Amendment 4 allows for the automatic restoration of a felon’s voting rights (with exceptions for those convicted of murder or felony sexual offenses) after completing all sentencing terms, including restitution, parole, or probation.
The Criminal Justice system rightly holds offenders accountable for their misdeeds; however, punishment should include a constructive and redemptive purpose. This is in the best interest of society — for most ex-offenders, once they have served their sentences, will return to society.
Society should look to reintegrate them and afford them the opportunity to participate fully in the life of their communities once they have paid their debt and are released.
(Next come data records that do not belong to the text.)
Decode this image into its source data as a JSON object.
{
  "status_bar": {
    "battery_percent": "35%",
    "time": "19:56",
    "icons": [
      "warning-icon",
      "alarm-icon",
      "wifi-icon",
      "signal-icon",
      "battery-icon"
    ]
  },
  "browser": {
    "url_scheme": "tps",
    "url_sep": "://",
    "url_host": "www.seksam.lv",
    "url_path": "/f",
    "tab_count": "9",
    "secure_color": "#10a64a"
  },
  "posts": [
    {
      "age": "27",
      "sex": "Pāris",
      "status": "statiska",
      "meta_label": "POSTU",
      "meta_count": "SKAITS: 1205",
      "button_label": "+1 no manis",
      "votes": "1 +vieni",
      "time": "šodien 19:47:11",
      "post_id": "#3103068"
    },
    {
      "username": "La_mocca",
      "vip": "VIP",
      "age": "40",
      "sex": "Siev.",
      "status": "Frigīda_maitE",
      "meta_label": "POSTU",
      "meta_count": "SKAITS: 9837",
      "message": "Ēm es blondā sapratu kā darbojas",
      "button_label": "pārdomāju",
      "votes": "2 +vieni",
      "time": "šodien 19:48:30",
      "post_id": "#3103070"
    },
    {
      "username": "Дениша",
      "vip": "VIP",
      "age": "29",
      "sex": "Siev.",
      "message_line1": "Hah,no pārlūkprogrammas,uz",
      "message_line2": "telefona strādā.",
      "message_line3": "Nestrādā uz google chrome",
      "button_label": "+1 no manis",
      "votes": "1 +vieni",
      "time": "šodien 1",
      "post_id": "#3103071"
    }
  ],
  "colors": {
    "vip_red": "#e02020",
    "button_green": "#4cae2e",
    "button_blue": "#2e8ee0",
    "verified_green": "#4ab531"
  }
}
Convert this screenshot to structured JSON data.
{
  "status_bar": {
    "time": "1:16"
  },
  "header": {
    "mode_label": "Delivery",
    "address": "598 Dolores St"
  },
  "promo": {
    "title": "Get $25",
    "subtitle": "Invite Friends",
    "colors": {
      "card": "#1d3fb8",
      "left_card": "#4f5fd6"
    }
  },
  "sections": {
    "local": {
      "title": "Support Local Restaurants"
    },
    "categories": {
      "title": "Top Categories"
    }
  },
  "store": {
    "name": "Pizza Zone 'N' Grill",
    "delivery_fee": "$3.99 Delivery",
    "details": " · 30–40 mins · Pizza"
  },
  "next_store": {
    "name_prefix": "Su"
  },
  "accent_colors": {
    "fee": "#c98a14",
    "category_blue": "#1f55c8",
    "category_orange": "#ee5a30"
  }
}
Restoring their right to vote is a meaningful step in this direction.
Florida has long been an extreme outlier — one of only four states that does not allow the automatic restoration of a felon’s voting rights after the completion of his/her sentence.
Currently in Florida, voting rights can only be restored after applying to the governor and cabinet, who act as a clemency board.
Earlier this year, the U.S. courts found this cumbersome and inefficient arrangement unconstitutional.
A constitutional amendment is perhaps not the most ideal way to ensure restoration of voting rights, but it is today the only practical way — and certainly it is better for voters to decide than judges “legislating from the bench.”
A “Yes” vote on Amendment 4 might pose some short-term challenges for one political party or the other; but, in the long term, it is the just thing to do.
Most Rev. Thomas Wenski,
Archbishop of Miami